Some argue that parents need to be persuaded to look beyond the received wisdom of the playground and narrow Ofsted headline judgements and encounter the benefits for their children of being part of a truly inclusive environment and that more balanced intakes will result. However, even parents who would like to see fairer admissions are currently getting drawn into ‘playing the game’ via tutoring or temporary Christianity as they have no confidence that action will be taken and so go along with the prevailing myth that not doing so is not ‘doing what’s best’ for their child.
It is clear to me that maximising the educational chances for all of our children should be central to education policy and therefore ensuring comparable access to facilities and resources via fair admissions should be the starting point and a priority for government. So unless regular proactive checks are carried out and meaningful sanctions are placed on transgressors you will forgive me for thinking that talk of education being the engine of ‘social justice’ is hot air.

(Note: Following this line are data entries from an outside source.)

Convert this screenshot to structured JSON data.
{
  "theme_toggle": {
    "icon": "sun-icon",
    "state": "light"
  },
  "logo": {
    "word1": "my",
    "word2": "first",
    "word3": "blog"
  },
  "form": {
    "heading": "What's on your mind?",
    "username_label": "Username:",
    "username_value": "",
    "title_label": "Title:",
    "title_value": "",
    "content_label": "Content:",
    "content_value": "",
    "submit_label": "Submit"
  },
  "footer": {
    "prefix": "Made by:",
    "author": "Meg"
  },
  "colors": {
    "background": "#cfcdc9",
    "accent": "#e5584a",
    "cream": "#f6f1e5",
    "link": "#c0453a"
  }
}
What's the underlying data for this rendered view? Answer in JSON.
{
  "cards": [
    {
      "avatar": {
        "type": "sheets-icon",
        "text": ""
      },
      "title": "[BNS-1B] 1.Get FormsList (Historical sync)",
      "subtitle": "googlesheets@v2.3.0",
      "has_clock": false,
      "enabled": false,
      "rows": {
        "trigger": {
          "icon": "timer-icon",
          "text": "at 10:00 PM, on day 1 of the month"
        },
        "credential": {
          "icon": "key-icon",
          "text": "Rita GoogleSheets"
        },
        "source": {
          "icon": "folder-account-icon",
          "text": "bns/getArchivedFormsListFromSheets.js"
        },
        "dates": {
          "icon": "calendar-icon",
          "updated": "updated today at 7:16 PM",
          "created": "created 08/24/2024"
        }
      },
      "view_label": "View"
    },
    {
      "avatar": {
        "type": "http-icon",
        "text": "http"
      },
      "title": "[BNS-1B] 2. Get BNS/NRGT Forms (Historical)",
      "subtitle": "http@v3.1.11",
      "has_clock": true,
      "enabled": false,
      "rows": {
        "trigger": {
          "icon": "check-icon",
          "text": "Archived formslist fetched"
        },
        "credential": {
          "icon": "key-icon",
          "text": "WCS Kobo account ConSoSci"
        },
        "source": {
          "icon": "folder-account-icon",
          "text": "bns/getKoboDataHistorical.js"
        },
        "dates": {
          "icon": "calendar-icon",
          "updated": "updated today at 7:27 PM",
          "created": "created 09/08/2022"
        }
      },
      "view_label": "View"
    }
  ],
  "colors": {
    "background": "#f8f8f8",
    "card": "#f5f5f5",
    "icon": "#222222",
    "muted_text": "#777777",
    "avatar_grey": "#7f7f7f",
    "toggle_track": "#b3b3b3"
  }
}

Some commentators will point to selection by house price as being the consequence of giving priority to local people but I view that as an excuse for inaction. Local catchments address the concerns about complexity and are surely preferable (and fairer) than having degrees of church attendance filling up the first eight categories of over subscription criteria!
Swift substantive action is possible if the will is there. Scrapping Supplementary Information Forms and dropping the Ofsted ‘Outstanding’ rating would be where I would start but then again maximising educational opportunity is my main concern, not appeasing voters.
While political concerns remain primary then I am confident that unfair admissions and segregation will continue to be a feature of our education system, to the detriment of all of our children.